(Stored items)
____
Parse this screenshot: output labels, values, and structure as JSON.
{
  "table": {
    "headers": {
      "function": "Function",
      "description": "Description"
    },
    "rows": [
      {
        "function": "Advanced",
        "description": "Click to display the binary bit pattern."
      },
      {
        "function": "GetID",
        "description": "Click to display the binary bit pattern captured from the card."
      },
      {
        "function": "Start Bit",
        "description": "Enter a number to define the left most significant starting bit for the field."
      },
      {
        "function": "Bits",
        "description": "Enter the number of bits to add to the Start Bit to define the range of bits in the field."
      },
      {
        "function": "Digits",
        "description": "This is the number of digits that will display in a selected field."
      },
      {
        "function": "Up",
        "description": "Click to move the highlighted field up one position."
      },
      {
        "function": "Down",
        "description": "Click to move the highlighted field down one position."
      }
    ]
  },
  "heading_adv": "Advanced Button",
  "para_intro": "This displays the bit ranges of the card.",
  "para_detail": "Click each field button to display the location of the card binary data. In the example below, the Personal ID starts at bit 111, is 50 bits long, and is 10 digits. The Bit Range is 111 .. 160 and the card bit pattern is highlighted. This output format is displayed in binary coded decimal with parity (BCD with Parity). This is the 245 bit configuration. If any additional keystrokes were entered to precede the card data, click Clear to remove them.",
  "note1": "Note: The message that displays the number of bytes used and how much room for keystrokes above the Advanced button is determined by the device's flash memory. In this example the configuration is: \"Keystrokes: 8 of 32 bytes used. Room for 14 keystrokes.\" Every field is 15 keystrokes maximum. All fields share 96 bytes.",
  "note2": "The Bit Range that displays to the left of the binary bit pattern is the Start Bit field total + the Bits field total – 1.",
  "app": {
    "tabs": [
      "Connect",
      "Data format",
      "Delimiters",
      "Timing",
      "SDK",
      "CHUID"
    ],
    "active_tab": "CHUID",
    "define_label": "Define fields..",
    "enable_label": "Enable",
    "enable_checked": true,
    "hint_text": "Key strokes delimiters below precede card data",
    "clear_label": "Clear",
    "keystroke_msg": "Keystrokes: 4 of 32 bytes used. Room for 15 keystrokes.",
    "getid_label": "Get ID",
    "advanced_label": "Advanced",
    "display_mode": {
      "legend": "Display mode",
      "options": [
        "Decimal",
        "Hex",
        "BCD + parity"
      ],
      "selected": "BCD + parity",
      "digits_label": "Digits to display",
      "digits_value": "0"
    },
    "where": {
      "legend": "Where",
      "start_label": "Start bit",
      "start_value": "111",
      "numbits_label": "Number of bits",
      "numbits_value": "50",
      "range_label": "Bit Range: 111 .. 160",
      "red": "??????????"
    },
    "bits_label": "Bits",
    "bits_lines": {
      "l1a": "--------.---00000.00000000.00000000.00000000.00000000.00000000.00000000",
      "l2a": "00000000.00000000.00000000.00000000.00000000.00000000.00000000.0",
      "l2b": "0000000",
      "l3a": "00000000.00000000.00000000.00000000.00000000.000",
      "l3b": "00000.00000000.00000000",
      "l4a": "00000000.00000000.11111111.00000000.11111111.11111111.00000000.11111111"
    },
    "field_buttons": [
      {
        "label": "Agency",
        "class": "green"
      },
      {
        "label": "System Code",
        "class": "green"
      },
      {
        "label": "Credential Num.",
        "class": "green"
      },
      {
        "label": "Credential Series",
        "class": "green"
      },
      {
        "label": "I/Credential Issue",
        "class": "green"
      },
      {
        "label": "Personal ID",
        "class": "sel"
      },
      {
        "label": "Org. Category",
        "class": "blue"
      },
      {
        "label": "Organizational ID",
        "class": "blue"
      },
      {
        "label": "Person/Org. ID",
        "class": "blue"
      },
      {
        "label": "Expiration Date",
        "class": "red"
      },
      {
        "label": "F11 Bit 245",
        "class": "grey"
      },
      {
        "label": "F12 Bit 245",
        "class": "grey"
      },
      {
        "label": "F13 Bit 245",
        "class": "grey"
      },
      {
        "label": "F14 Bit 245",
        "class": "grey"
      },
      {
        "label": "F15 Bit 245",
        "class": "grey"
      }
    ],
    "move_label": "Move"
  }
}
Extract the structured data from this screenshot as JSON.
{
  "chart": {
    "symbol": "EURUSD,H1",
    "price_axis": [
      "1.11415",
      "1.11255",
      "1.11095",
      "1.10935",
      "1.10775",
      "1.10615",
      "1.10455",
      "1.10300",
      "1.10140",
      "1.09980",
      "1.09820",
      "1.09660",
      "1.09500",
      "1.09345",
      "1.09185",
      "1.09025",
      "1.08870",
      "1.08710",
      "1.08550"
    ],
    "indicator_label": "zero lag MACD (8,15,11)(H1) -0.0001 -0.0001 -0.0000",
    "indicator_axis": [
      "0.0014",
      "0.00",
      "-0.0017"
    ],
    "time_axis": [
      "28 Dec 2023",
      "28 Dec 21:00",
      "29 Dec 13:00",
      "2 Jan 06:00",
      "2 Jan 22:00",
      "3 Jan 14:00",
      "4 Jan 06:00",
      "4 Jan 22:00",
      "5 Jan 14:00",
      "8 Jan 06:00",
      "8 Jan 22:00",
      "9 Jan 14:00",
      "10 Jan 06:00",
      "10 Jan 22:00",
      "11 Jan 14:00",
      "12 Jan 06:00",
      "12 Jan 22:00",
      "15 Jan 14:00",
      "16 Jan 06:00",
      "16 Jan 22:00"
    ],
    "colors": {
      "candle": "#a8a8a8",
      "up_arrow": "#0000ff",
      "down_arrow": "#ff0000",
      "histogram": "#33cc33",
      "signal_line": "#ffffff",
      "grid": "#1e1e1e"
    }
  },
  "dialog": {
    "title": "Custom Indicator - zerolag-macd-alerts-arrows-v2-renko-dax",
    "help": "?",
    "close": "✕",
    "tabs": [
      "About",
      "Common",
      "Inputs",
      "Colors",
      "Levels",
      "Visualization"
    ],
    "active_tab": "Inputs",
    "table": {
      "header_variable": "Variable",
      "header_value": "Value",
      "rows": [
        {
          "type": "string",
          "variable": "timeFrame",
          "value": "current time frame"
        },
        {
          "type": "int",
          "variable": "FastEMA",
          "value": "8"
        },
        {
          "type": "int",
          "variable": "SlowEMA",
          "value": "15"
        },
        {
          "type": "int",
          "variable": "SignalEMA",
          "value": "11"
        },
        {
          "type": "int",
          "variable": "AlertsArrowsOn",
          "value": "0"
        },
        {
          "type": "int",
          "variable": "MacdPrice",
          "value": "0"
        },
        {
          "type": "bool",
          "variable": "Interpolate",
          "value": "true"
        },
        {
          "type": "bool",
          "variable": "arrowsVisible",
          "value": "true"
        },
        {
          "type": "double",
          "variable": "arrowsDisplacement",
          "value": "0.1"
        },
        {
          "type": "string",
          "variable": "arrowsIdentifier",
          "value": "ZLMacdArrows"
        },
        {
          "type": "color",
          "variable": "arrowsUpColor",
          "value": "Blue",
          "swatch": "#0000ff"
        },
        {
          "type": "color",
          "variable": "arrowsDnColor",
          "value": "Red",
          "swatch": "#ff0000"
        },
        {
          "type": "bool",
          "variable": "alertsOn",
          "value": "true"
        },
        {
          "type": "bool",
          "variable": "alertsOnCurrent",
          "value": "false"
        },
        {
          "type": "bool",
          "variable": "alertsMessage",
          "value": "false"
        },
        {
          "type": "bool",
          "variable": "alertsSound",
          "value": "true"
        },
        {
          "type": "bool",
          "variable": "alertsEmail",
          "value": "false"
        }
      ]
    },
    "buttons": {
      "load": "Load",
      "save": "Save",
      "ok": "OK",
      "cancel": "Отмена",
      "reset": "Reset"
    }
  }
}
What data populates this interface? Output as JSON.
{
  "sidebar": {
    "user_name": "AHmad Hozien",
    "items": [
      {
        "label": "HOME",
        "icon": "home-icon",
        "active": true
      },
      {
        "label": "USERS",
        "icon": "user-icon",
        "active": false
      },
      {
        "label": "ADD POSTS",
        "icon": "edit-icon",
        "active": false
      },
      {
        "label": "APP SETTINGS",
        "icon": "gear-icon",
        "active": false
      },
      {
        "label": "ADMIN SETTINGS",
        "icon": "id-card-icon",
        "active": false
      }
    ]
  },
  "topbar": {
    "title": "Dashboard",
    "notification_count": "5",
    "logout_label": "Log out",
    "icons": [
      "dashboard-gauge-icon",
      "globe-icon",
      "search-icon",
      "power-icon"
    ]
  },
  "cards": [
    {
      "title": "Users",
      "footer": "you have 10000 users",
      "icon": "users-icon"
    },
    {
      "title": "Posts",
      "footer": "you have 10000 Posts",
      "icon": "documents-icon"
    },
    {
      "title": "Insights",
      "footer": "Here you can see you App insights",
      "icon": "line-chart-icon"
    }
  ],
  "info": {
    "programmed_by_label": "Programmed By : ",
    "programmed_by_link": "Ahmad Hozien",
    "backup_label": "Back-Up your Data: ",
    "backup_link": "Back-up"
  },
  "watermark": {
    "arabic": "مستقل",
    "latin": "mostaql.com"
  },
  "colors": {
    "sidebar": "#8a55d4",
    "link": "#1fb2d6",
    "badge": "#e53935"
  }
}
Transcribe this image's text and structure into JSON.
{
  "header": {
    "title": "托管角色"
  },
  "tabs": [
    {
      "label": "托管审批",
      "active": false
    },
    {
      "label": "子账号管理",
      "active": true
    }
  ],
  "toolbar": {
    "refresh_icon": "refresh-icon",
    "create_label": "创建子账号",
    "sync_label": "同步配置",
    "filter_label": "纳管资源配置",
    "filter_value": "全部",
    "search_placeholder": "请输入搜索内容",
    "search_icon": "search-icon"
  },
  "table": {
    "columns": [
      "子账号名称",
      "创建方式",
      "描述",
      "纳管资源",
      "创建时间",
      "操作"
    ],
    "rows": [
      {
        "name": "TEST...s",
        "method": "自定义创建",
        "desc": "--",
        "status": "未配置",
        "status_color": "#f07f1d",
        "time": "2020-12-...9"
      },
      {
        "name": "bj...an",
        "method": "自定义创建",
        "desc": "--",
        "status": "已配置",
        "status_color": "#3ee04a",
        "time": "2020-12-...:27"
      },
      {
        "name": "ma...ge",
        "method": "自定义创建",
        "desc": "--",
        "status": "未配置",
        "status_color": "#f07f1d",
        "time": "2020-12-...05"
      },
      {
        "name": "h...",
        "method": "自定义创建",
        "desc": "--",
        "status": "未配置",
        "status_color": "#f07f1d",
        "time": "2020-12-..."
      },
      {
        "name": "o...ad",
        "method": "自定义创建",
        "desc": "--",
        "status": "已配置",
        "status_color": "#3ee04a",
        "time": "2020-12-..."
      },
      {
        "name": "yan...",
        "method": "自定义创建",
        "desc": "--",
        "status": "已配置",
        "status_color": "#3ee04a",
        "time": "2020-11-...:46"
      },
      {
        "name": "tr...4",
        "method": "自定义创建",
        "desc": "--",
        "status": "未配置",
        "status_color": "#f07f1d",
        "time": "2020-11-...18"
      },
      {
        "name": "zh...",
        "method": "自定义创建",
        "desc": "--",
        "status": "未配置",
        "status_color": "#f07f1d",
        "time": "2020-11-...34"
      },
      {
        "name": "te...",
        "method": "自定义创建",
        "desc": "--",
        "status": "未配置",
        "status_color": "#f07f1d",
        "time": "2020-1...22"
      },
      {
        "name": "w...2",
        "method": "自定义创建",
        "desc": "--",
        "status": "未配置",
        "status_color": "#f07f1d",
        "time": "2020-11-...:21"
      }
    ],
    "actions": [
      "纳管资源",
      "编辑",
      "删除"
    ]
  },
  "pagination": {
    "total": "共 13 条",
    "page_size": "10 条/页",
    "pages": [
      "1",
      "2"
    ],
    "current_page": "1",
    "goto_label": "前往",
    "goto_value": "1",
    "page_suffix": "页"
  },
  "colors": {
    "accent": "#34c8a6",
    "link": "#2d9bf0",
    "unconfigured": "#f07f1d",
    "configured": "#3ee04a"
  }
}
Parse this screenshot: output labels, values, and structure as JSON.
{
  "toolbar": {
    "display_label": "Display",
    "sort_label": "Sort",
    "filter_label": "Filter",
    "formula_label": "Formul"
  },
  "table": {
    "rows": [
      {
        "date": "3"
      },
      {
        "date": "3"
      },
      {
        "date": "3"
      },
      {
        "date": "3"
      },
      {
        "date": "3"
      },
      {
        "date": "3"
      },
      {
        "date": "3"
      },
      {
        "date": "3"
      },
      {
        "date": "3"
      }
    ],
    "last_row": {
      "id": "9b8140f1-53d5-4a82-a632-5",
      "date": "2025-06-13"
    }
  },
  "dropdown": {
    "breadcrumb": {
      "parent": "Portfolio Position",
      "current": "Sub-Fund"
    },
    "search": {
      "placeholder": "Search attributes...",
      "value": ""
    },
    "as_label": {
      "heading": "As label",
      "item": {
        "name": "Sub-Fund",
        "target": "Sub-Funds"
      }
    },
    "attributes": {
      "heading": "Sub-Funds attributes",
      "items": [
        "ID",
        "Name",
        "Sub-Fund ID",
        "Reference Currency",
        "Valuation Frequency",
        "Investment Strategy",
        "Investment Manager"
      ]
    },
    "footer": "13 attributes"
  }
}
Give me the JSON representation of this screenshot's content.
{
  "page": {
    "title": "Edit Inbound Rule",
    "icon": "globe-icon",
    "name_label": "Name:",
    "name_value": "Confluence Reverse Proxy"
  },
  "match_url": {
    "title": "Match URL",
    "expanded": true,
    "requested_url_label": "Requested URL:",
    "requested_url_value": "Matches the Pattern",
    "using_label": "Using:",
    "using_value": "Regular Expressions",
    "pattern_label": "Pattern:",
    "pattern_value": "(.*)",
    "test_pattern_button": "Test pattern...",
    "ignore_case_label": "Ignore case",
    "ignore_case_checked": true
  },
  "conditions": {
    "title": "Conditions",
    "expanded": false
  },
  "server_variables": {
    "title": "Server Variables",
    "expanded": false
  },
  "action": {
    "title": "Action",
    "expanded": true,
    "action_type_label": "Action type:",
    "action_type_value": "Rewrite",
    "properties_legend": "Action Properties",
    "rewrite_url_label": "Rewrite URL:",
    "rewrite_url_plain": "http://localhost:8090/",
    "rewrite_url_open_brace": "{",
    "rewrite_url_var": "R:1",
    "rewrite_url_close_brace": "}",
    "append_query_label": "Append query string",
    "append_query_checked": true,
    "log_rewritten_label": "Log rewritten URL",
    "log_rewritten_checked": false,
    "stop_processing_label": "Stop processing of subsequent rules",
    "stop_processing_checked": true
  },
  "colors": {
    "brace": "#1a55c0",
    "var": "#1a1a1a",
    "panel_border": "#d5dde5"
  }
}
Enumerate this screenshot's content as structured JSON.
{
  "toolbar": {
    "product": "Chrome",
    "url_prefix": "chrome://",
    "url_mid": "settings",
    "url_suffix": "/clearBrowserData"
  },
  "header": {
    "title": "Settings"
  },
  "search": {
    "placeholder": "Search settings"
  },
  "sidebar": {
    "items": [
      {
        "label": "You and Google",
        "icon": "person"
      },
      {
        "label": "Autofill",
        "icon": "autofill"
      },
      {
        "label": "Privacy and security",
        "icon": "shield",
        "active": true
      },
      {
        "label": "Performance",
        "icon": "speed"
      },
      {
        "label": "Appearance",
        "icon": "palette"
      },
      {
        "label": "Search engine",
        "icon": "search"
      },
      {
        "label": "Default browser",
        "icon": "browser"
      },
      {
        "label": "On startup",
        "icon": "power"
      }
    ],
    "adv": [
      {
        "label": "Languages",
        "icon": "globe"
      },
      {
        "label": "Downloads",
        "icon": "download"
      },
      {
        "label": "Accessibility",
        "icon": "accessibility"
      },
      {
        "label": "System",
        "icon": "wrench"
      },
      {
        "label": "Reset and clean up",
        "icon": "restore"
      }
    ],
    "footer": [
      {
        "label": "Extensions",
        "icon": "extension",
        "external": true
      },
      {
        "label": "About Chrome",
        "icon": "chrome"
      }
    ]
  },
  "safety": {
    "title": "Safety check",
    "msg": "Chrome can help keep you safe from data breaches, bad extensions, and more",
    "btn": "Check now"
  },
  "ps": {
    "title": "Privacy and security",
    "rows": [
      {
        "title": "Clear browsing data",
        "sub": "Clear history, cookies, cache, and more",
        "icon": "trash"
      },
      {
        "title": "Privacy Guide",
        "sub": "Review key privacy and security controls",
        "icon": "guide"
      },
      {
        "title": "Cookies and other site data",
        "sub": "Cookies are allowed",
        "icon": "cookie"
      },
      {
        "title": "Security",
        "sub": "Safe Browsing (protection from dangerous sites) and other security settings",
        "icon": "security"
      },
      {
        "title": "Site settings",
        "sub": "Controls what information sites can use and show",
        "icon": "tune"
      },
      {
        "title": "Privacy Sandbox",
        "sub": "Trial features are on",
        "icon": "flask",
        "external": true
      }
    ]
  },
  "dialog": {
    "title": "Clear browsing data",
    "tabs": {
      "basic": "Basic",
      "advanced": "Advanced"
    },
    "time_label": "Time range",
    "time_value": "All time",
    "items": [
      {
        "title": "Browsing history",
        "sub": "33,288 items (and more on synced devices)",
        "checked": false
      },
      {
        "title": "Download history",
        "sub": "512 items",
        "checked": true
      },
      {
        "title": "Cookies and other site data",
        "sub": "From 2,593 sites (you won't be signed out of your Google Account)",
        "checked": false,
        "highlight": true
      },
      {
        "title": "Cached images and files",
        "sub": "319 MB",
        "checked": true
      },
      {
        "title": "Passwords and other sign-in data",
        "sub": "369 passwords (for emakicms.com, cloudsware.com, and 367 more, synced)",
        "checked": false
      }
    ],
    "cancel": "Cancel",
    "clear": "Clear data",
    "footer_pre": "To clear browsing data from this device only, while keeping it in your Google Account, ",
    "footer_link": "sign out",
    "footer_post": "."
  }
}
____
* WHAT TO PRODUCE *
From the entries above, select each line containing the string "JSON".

* REPLY *
Parse this screenshot: output labels, values, and structure as JSON.
Extract the structured data from this screenshot as JSON.
What data populates this interface? Output as JSON.
Transcribe this image's text and structure into JSON.
Parse this screenshot: output labels, values, and structure as JSON.
Give me the JSON representation of this screenshot's content.
Enumerate this screenshot's content as structured JSON.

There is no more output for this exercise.